One finger arches and becomes a claw as she silences the room, drawing it into her mood of dark grotesquerie as she tells them about the stench and ugliness that stop her from being anything but the most literal of man-eaters.
Wendy Metcalf has written eight short plays under the title Balancing Acts. The balance in each teeters between civilised "sanity" and anti- social madness, and Metcalf's slant is such that the outsiders are the more compelling. Van Gogh, wild-eyed with starvation, has his rants for recognition synchronised with the shouts of the auctioneer selling his work for millions years later. A young woman who seeks thrills by shoplifting confesses to parents so starved of imagination they can see no remedy beyond the next cup of tea and biscuits.
Watching Metcalf's plays is like seeing a piece of good cloth cut by an inexperienced tailor. Sometimes she hits the mark and produces a well-crafted item, other times a play would benefit significantly from being shortened, or simply binned.
Metcalf brings dark mischief to a range of characters drawn from myth, history and a Raymond Carveresque suburbia. There is more good than bad in an evening that illustrates the extent to which a short play can encapsulate a far longer narrative if, rather than fussing with plot, it allows the nuances of language and character to speak for themselves.
Narrative is strikingly redundant in Strange Fruit's production, Flight, which elevates actors to the top of swaying poles so they can taunt the audience with gravity-defying clowning. Like much physical theatre, it plunges below the dialogue-line to grapple with movements that inspire fear as well as childlike amusement.
A golden boy is boinged into the air on a rod, and surrounded by characters dressed in black with puritan collars and long businessman umbrellas. Using composers from JS Bach to Philip Glass, the performers flit through the changing musical moods to create a mid-air dance about his flailing attempts to fly. Fears for their safety gives a tantalising quality to the carnivalesque capers. Sufferers of vertigo will not forget this quickly.

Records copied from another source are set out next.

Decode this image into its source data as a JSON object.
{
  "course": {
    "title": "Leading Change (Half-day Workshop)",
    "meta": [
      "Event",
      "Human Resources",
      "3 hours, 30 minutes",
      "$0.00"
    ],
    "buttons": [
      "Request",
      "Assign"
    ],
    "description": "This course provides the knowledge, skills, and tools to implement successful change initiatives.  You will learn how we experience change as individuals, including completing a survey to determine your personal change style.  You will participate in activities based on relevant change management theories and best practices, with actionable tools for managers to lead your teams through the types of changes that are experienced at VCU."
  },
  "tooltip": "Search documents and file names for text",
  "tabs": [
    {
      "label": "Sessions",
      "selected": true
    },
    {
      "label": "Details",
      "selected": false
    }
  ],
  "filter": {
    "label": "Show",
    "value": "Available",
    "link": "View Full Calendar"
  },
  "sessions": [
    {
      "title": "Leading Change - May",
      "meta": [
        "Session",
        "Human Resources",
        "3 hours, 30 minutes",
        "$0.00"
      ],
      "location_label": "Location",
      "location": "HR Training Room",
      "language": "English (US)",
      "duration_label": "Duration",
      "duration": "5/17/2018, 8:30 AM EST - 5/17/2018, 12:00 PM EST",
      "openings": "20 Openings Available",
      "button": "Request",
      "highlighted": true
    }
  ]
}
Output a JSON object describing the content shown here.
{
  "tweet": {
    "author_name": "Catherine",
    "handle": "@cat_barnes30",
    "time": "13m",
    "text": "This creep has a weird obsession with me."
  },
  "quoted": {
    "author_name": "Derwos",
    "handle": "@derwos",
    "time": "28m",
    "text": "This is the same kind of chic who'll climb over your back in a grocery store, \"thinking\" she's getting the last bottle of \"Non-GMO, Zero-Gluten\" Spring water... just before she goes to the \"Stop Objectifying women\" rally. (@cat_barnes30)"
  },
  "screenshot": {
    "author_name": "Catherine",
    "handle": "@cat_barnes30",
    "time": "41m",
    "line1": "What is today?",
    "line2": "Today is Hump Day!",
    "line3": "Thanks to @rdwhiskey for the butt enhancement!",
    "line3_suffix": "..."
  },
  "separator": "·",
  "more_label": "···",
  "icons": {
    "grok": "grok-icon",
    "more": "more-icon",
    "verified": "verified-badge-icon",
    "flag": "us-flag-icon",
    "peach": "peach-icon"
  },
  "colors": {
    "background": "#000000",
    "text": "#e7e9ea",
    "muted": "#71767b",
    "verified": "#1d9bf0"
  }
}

`Balancing Acts' (White Bear 0171-793 9193) to 17 JulyReuse content